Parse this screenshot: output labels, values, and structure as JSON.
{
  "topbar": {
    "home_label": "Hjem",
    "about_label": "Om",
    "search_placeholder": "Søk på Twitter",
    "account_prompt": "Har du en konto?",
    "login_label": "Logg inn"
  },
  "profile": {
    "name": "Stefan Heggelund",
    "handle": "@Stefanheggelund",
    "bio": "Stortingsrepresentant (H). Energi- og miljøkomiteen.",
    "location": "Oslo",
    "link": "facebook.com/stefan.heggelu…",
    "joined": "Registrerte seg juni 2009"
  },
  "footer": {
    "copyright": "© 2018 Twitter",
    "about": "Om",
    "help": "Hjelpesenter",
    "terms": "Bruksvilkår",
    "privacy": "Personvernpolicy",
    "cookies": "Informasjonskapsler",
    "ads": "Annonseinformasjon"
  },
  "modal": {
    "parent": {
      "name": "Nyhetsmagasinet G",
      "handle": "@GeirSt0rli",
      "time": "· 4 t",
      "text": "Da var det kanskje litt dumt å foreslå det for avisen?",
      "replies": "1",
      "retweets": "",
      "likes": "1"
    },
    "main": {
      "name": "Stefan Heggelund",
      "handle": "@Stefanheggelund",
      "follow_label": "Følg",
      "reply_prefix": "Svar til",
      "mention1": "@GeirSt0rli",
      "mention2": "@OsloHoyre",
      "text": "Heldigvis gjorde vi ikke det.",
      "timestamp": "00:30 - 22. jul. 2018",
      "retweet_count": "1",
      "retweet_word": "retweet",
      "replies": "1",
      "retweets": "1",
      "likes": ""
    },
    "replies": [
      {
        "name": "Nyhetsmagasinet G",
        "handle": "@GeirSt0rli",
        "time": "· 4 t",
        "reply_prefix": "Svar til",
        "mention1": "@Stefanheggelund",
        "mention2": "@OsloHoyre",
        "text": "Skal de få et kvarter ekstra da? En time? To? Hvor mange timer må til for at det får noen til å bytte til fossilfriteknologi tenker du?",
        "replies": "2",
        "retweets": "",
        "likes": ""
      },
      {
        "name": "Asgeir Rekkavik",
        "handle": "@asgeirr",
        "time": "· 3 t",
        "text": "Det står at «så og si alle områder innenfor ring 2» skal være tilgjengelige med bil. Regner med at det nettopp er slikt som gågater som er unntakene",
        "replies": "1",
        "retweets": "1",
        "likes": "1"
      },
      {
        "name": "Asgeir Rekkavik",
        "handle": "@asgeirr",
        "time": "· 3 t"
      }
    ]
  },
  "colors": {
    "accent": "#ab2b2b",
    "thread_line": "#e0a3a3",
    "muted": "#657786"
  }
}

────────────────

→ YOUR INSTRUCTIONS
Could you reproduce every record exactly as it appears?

→ EXPECTED ANSWER
Parse this screenshot: output labels, values, and structure as JSON.
{
  "topbar": {
    "home_label": "Hjem",
    "about_label": "Om",
    "search_placeholder": "Søk på Twitter",
    "account_prompt": "Har du en konto?",
    "login_label": "Logg inn"
  },
  "profile": {
    "name": "Stefan Heggelund",
    "handle": "@Stefanheggelund",
    "bio": "Stortingsrepresentant (H). Energi- og miljøkomiteen.",
    "location": "Oslo",
    "link": "facebook.com/stefan.heggelu…",
    "joined": "Registrerte seg juni 2009"
  },
  "footer": {
    "copyright": "© 2018 Twitter",
    "about": "Om",
    "help": "Hjelpesenter",
    "terms": "Bruksvilkår",
    "privacy": "Personvernpolicy",
    "cookies": "Informasjonskapsler",
    "ads": "Annonseinformasjon"
  },
  "modal": {
    "parent": {
      "name": "Nyhetsmagasinet G",
      "handle": "@GeirSt0rli",
      "time": "· 4 t",
      "text": "Da var det kanskje litt dumt å foreslå det for avisen?",
      "replies": "1",
      "retweets": "",
      "likes": "1"
    },
    "main": {
      "name": "Stefan Heggelund",
      "handle": "@Stefanheggelund",
      "follow_label": "Følg",
      "reply_prefix": "Svar til",
      "mention1": "@GeirSt0rli",
      "mention2": "@OsloHoyre",
      "text": "Heldigvis gjorde vi ikke det.",
      "timestamp": "00:30 - 22. jul. 2018",
      "retweet_count": "1",
      "retweet_word": "retweet",
      "replies": "1",
      "retweets": "1",
      "likes": ""
    },
    "replies": [
      {
        "name": "Nyhetsmagasinet G",
        "handle": "@GeirSt0rli",
        "time": "· 4 t",
        "reply_prefix": "Svar til",
        "mention1": "@Stefanheggelund",
        "mention2": "@OsloHoyre",
        "text": "Skal de få et kvarter ekstra da? En time? To? Hvor mange timer må til for at det får noen til å bytte til fossilfriteknologi tenker du?",
        "replies": "2",
        "retweets": "",
        "likes": ""
      },
      {
        "name": "Asgeir Rekkavik",
        "handle": "@asgeirr",
        "time": "· 3 t",
        "text": "Det står at «så og si alle områder innenfor ring 2» skal være tilgjengelige med bil. Regner med at det nettopp er slikt som gågater som er unntakene",
        "replies": "1",
        "retweets": "1",
        "likes": "1"
      },
      {
        "name": "Asgeir Rekkavik",
        "handle": "@asgeirr",
        "time": "· 3 t"
      }
    ]
  },
  "colors": {
    "accent": "#ab2b2b",
    "thread_line": "#e0a3a3",
    "muted": "#657786"
  }
}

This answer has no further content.